- Opening Delimiter -

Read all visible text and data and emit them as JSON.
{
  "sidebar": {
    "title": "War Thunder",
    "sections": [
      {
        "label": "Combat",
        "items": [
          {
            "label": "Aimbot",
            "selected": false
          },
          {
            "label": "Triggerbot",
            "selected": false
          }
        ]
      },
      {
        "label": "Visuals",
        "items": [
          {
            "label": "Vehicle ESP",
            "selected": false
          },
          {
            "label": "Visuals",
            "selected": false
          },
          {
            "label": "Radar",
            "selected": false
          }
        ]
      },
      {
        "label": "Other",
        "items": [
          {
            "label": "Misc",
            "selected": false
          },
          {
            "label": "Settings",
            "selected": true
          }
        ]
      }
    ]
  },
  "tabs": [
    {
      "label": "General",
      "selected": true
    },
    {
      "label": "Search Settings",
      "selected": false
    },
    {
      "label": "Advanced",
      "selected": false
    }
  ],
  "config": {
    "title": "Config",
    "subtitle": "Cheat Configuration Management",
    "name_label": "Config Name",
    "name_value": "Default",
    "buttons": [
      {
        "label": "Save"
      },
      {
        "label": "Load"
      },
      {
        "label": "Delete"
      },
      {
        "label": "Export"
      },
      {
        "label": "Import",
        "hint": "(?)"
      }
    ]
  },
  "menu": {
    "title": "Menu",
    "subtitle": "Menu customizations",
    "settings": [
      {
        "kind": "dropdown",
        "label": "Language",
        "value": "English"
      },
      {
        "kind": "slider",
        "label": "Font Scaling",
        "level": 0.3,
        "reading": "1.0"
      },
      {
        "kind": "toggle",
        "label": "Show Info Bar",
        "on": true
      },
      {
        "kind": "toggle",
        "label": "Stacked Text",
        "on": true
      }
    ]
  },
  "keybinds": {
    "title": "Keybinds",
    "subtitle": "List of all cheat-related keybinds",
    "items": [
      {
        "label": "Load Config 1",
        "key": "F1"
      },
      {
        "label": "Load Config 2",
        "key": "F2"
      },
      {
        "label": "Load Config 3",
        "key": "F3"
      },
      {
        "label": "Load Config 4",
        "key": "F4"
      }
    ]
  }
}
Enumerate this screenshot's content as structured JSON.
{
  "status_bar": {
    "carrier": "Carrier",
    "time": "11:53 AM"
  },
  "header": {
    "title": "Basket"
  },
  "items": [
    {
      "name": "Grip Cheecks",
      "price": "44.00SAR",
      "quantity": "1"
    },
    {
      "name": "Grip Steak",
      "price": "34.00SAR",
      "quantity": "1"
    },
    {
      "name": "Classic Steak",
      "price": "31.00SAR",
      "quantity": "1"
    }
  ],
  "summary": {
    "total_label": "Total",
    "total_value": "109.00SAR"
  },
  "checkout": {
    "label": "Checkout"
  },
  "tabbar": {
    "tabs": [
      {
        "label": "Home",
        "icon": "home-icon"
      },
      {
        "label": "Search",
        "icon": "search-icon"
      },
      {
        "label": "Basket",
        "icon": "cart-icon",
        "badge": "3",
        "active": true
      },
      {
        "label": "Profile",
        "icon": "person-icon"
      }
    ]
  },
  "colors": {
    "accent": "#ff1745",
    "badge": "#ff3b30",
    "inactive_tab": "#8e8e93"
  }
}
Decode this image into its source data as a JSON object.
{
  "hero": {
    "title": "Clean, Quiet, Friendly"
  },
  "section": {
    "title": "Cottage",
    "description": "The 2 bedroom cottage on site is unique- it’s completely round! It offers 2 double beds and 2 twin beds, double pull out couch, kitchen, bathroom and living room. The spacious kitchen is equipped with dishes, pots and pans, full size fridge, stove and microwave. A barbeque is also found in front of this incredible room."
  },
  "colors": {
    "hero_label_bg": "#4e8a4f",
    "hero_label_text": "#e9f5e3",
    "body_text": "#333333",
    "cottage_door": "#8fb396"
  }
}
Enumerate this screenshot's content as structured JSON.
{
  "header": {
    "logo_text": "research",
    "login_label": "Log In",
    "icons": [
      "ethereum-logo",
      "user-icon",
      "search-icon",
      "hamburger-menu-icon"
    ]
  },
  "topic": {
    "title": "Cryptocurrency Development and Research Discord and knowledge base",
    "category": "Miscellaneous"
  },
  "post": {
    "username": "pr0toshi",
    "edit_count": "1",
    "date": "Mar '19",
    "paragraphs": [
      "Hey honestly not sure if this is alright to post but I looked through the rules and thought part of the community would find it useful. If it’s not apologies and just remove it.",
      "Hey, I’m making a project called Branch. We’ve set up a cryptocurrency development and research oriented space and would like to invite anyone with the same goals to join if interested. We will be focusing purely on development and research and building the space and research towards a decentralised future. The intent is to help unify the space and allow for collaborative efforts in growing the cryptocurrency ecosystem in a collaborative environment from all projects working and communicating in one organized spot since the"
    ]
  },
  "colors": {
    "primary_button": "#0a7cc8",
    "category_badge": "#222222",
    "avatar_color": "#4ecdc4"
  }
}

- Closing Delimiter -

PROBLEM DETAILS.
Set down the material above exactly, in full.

RESULT BELOW.
Read all visible text and data and emit them as JSON.
{
  "sidebar": {
    "title": "War Thunder",
    "sections": [
      {
        "label": "Combat",
        "items": [
          {
            "label": "Aimbot",
            "selected": false
          },
          {
            "label": "Triggerbot",
            "selected": false
          }
        ]
      },
      {
        "label": "Visuals",
        "items": [
          {
            "label": "Vehicle ESP",
            "selected": false
          },
          {
            "label": "Visuals",
            "selected": false
          },
          {
            "label": "Radar",
            "selected": false
          }
        ]
      },
      {
        "label": "Other",
        "items": [
          {
            "label": "Misc",
            "selected": false
          },
          {
            "label": "Settings",
            "selected": true
          }
        ]
      }
    ]
  },
  "tabs": [
    {
      "label": "General",
      "selected": true
    },
    {
      "label": "Search Settings",
      "selected": false
    },
    {
      "label": "Advanced",
      "selected": false
    }
  ],
  "config": {
    "title": "Config",
    "subtitle": "Cheat Configuration Management",
    "name_label": "Config Name",
    "name_value": "Default",
    "buttons": [
      {
        "label": "Save"
      },
      {
        "label": "Load"
      },
      {
        "label": "Delete"
      },
      {
        "label": "Export"
      },
      {
        "label": "Import",
        "hint": "(?)"
      }
    ]
  },
  "menu": {
    "title": "Menu",
    "subtitle": "Menu customizations",
    "settings": [
      {
        "kind": "dropdown",
        "label": "Language",
        "value": "English"
      },
      {
        "kind": "slider",
        "label": "Font Scaling",
        "level": 0.3,
        "reading": "1.0"
      },
      {
        "kind": "toggle",
        "label": "Show Info Bar",
        "on": true
      },
      {
        "kind": "toggle",
        "label": "Stacked Text",
        "on": true
      }
    ]
  },
  "keybinds": {
    "title": "Keybinds",
    "subtitle": "List of all cheat-related keybinds",
    "items": [
      {
        "label": "Load Config 1",
        "key": "F1"
      },
      {
        "label": "Load Config 2",
        "key": "F2"
      },
      {
        "label": "Load Config 3",
        "key": "F3"
      },
      {
        "label": "Load Config 4",
        "key": "F4"
      }
    ]
  }
}
Enumerate this screenshot's content as structured JSON.
{
  "status_bar": {
    "carrier": "Carrier",
    "time": "11:53 AM"
  },
  "header": {
    "title": "Basket"
  },
  "items": [
    {
      "name": "Grip Cheecks",
      "price": "44.00SAR",
      "quantity": "1"
    },
    {
      "name": "Grip Steak",
      "price": "34.00SAR",
      "quantity": "1"
    },
    {
      "name": "Classic Steak",
      "price": "31.00SAR",
      "quantity": "1"
    }
  ],
  "summary": {
    "total_label": "Total",
    "total_value": "109.00SAR"
  },
  "checkout": {
    "label": "Checkout"
  },
  "tabbar": {
    "tabs": [
      {
        "label": "Home",
        "icon": "home-icon"
      },
      {
        "label": "Search",
        "icon": "search-icon"
      },
      {
        "label": "Basket",
        "icon": "cart-icon",
        "badge": "3",
        "active": true
      },
      {
        "label": "Profile",
        "icon": "person-icon"
      }
    ]
  },
  "colors": {
    "accent": "#ff1745",
    "badge": "#ff3b30",
    "inactive_tab": "#8e8e93"
  }
}
Decode this image into its source data as a JSON object.
{
  "hero": {
    "title": "Clean, Quiet, Friendly"
  },
  "section": {
    "title": "Cottage",
    "description": "The 2 bedroom cottage on site is unique- it’s completely round! It offers 2 double beds and 2 twin beds, double pull out couch, kitchen, bathroom and living room. The spacious kitchen is equipped with dishes, pots and pans, full size fridge, stove and microwave. A barbeque is also found in front of this incredible room."
  },
  "colors": {
    "hero_label_bg": "#4e8a4f",
    "hero_label_text": "#e9f5e3",
    "body_text": "#333333",
    "cottage_door": "#8fb396"
  }
}
Enumerate this screenshot's content as structured JSON.
{
  "header": {
    "logo_text": "research",
    "login_label": "Log In",
    "icons": [
      "ethereum-logo",
      "user-icon",
      "search-icon",
      "hamburger-menu-icon"
    ]
  },
  "topic": {
    "title": "Cryptocurrency Development and Research Discord and knowledge base",
    "category": "Miscellaneous"
  },
  "post": {
    "username": "pr0toshi",
    "edit_count": "1",
    "date": "Mar '19",
    "paragraphs": [
      "Hey honestly not sure if this is alright to post but I looked through the rules and thought part of the community would find it useful. If it’s not apologies and just remove it.",
      "Hey, I’m making a project called Branch. We’ve set up a cryptocurrency development and research oriented space and would like to invite anyone with the same goals to join if interested. We will be focusing purely on development and research and building the space and research towards a decentralised future. The intent is to help unify the space and allow for collaborative efforts in growing the cryptocurrency ecosystem in a collaborative environment from all projects working and communicating in one organized spot since the"
    ]
  },
  "colors": {
    "primary_button": "#0a7cc8",
    "category_badge": "#222222",
    "avatar_color": "#4ecdc4"
  }
}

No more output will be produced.